  • Marc-Edouard Vlasic: $4.25 through 2018
  • Bryan Little: $4.7 through 2018
  • Matt Duchene: $6 through 2019
  • Gabriel Landeskog: $5.571 through 2021
  • Ryan Johansen: $4 through 2017
  • Niklas Hjalmarsson: $4.1 through 2019
  • Nicklas Kronwall: $4.75 through 2019
  • Taylor Hall: $6 through 2020
  • Ryan Nugent-Hopkins: $6 through 2021
  • Drew Doughty: $7 through 2019
  • Jonas Brodin: $4.16 through 2021
  • Ryan McDonagh: $4.7 through 2019

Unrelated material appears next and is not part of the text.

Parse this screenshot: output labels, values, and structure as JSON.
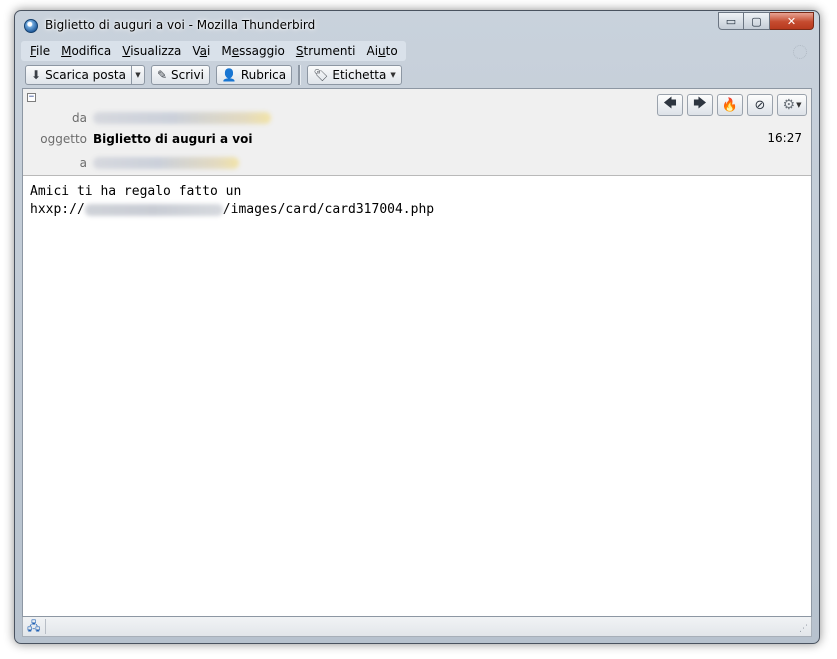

  • Wayne Simmonds: $3.975 through 2019
  • John Carlson: $3.967 through 2018